This essay will first demonstrate that globalization oppresses Aboriginal women through its patriarchal corporate culture, which is counter to the values and beliefs of Aboriginal culture.
Globalization may then further oppress Aboriginal women because it is this corporate dominating world associated with globalization that may cause Aboriginal women to further lose their place in society. Globalization is an ambiguous term with multiple meanings. Even though other organizations like Amnesty International are helping free Aboriginal women from their struggles, any real change has yet to happen.
Globalization focuses on making Canada more competitive in the global economy, and in doing so, it makes the few opportunities available to Aboriginal women more difficult to reach as people with more skills, education, and experience seek out global opportunity in Canada.
It must be noted that migration of individuals to Canada is not opposed of or should be rejected. Therefore, this essay defines globalization as a purely profit driven, corporate dominating concept that seeks to control the natural resources of Aboriginal people in a top-down fashion.
Aboriginal people need to realize that they cannot leave the most important group of people—Aboriginal women—out of their struggle for existence, because if it were not for Aboriginal women, Aboriginal people would not exist.
The real and long-term implications of globalization needs to be addressed before allowing corporations, like the one mentioned in The Globe and Mail article, on Aboriginal land. Therefore, as Aboriginal people fight for their rights and recognition as a group within Canadian society, they must be careful not to further oppress an important group of people key to their existence: This decision is to remove itself from its mining operations in the small northern community of Thompson, Manitoba, which will reportedly cause its citizens to lose five hundred jobs Galloway.
This essay will argue that Aboriginal women in Canada have not benefited from globalization because of a corporate culture that creates a patriarchy that is adverse to Aboriginal culture, which further oppresses Aboriginal women in Canada.
This corporate dominated role suggests that globalization is purely profit driven, and in the corporate world, people are unconcerned with the under-privileged, like Aboriginal women. As it pertains to Aboriginal peoples, corporations seek to control natural resources.

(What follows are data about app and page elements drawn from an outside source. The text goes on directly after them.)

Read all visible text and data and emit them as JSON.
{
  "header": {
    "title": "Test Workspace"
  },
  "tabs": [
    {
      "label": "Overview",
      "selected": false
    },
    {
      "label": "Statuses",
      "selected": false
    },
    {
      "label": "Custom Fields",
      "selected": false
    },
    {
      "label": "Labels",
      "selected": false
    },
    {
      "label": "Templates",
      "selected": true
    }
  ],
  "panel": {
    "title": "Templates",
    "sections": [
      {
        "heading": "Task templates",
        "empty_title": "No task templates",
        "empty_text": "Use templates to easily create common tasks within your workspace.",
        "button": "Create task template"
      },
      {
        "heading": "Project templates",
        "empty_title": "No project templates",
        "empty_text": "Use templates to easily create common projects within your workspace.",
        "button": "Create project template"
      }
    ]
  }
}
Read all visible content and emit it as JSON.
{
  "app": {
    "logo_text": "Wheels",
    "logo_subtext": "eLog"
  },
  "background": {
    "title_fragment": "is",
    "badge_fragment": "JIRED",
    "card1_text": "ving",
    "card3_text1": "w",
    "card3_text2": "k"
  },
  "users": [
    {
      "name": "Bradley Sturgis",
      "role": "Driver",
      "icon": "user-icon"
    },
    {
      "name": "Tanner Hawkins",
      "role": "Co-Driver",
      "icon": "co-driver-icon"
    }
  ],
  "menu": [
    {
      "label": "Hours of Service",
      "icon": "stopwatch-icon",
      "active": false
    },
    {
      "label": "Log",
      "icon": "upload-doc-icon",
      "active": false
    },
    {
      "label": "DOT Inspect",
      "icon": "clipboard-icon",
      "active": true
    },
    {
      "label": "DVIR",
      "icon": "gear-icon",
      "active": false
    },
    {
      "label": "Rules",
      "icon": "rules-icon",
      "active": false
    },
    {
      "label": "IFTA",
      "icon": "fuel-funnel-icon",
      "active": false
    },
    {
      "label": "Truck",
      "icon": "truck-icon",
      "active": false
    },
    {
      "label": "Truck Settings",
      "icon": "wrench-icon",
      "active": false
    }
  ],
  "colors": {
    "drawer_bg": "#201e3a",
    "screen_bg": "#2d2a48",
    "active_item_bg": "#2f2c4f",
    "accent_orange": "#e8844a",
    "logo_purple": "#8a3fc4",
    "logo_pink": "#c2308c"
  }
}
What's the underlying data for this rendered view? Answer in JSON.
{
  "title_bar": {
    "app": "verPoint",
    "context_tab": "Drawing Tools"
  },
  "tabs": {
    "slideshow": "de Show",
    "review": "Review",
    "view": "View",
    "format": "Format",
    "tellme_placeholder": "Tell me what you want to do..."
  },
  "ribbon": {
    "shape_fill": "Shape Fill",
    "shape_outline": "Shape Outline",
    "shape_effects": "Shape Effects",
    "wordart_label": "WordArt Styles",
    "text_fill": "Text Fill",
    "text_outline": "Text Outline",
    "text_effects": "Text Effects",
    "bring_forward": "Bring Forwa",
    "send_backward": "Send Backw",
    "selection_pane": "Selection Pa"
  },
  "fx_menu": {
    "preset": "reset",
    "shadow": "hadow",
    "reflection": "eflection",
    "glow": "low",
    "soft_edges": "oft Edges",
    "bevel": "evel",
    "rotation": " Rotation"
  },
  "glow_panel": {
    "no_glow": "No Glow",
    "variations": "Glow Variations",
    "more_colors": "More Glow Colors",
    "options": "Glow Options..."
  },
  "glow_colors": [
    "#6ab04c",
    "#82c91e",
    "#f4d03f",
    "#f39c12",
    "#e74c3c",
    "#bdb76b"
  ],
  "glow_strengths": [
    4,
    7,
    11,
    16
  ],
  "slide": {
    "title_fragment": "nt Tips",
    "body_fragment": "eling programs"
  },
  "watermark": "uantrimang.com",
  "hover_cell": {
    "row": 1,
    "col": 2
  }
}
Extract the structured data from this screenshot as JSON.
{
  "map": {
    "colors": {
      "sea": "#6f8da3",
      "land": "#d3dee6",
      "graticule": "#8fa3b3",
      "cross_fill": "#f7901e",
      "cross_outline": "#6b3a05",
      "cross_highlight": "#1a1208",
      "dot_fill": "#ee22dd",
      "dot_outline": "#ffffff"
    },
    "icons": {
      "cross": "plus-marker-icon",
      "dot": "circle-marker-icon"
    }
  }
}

Finally, this essay will argue that Aboriginal women are oppressed because globalization further limits the few opportunities available to them. As Harper further states: Aboriginal people must also be aware of these implications and their effects on Aboriginal women, a group that is central to their existence.
Aboriginal women are a unique group to globalization. It is this type of control that is adverse to Aboriginal culture and that further oppresses Aboriginal women.
The counter-argument that some Aboriginal societies are patriarchal in form fails to acknowledge the place that Aboriginal women continue to hold in these societies.
The answer is that Aboriginal women in Canada have not benefited from globalization because it is this corporate culture that creates a patriarchal society and control over Aboriginal people and their resources.
With increased migration and a focus on making Canada more competitive in the global economy, Aboriginal women are oppressed when their struggles to acquire the few opportunities available to them are more difficult to attain in the face of globalization.
This is because even if some Aboriginal societies are patriarchal in form, Aboriginal women still have a place in society. Second, the essay will put forth the idea that Aboriginal women are oppressed because their issues are inadequately addressed in the face of globalization.Aboriginal Review Essay Contemporary Nurse () 33– Telling stories: Nurses, politics and Aboriginal Australians, circa –s ABSTRACT The focus of this paper is stories by, and about (mainly non-Aboriginal) Registered Nurses working in hospitals and clinics in remote areas of Australia from the early s to the s as they.
Throughout history, women have been the victims of oppression in society. In specific, Aboriginal women have suffered through racism, sexism, domestic violence, and over-representation.
Through the implementation of the Indian Act, Aboriginal women have been forced to abandon their culture in order to assimilate into Canadian society. - Aboriginal People of Canada Over the past decades, Aboriginal people (the original people or indigenous occupants of a particular country), have been oppressed by the Canadian society and continue to live under racism resulting in gender/ class oppression.
In this essay I will study disability as an area of oppression in society. During my first part I will search the meaning of discrimination and oppression within our society.
The significance of anti-discriminatory practice will be debated and tracked by an introduction and description of the PCS model of analyses. Aboriginal Women are Oppressed in Society Essay Words | 6 Pages.
history, women have been the victims of oppression in society. In specific, Aboriginal women have suffered through racism, sexism, domestic violence, and over-representation.
Jun 23, · Second, the essay will put forth the idea that Aboriginal women are oppressed because their issues are inadequately addressed in the face of globalization. Finally, this essay will argue that Aboriginal women are oppressed because globalization further limits the few opportunities available to them.Download